**PROMPT:** Every single entry should be printed exactly.

**INPUT MATERIAL:**

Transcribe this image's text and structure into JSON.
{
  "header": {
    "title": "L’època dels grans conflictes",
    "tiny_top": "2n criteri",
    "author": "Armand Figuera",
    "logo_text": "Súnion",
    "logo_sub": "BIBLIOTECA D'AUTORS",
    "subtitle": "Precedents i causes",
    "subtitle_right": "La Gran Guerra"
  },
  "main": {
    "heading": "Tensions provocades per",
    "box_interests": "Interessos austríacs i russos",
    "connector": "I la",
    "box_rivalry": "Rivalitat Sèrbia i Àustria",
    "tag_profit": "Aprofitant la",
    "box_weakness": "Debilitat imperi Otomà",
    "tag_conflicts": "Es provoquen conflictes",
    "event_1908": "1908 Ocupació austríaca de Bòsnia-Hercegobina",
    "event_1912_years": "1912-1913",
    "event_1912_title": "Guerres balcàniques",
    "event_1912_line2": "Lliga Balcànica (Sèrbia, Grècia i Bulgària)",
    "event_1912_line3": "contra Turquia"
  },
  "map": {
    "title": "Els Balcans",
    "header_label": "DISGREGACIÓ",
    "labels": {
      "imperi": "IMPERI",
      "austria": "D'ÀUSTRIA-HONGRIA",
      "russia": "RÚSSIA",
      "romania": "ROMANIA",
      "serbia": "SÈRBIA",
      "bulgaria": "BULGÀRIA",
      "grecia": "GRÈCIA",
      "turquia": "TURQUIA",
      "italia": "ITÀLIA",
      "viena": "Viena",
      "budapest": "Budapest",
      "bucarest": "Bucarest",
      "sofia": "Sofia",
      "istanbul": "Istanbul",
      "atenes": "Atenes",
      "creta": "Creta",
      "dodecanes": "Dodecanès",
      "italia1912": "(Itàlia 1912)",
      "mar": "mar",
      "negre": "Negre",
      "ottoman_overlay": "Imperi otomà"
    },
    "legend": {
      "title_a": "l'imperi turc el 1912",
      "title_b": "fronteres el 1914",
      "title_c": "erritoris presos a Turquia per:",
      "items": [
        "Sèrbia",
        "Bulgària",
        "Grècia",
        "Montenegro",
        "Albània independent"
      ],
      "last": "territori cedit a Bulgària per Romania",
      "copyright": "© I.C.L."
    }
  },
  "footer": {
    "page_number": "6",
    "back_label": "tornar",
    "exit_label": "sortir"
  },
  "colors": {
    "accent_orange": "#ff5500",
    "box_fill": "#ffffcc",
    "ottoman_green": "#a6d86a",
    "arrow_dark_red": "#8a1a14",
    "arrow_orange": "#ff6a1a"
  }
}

**YOUR SOLUTION:**
Transcribe this image's text and structure into JSON.
{
  "header": {
    "title": "L’època dels grans conflictes",
    "tiny_top": "2n criteri",
    "author": "Armand Figuera",
    "logo_text": "Súnion",
    "logo_sub": "BIBLIOTECA D'AUTORS",
    "subtitle": "Precedents i causes",
    "subtitle_right": "La Gran Guerra"
  },
  "main": {
    "heading": "Tensions provocades per",
    "box_interests": "Interessos austríacs i russos",
    "connector": "I la",
    "box_rivalry": "Rivalitat Sèrbia i Àustria",
    "tag_profit": "Aprofitant la",
    "box_weakness": "Debilitat imperi Otomà",
    "tag_conflicts": "Es provoquen conflictes",
    "event_1908": "1908 Ocupació austríaca de Bòsnia-Hercegobina",
    "event_1912_years": "1912-1913",
    "event_1912_title": "Guerres balcàniques",
    "event_1912_line2": "Lliga Balcànica (Sèrbia, Grècia i Bulgària)",
    "event_1912_line3": "contra Turquia"
  },
  "map": {
    "title": "Els Balcans",
    "header_label": "DISGREGACIÓ",
    "labels": {
      "imperi": "IMPERI",
      "austria": "D'ÀUSTRIA-HONGRIA",
      "russia": "RÚSSIA",
      "romania": "ROMANIA",
      "serbia": "SÈRBIA",
      "bulgaria": "BULGÀRIA",
      "grecia": "GRÈCIA",
      "turquia": "TURQUIA",
      "italia": "ITÀLIA",
      "viena": "Viena",
      "budapest": "Budapest",
      "bucarest": "Bucarest",
      "sofia": "Sofia",
      "istanbul": "Istanbul",
      "atenes": "Atenes",
      "creta": "Creta",
      "dodecanes": "Dodecanès",
      "italia1912": "(Itàlia 1912)",
      "mar": "mar",
      "negre": "Negre",
      "ottoman_overlay": "Imperi otomà"
    },
    "legend": {
      "title_a": "l'imperi turc el 1912",
      "title_b": "fronteres el 1914",
      "title_c": "erritoris presos a Turquia per:",
      "items": [
        "Sèrbia",
        "Bulgària",
        "Grècia",
        "Montenegro",
        "Albània independent"
      ],
      "last": "territori cedit a Bulgària per Romania",
      "copyright": "© I.C.L."
    }
  },
  "footer": {
    "page_number": "6",
    "back_label": "tornar",
    "exit_label": "sortir"
  },
  "colors": {
    "accent_orange": "#ff5500",
    "box_fill": "#ffffcc",
    "ottoman_green": "#a6d86a",
    "arrow_dark_red": "#8a1a14",
    "arrow_orange": "#ff6a1a"
  }
}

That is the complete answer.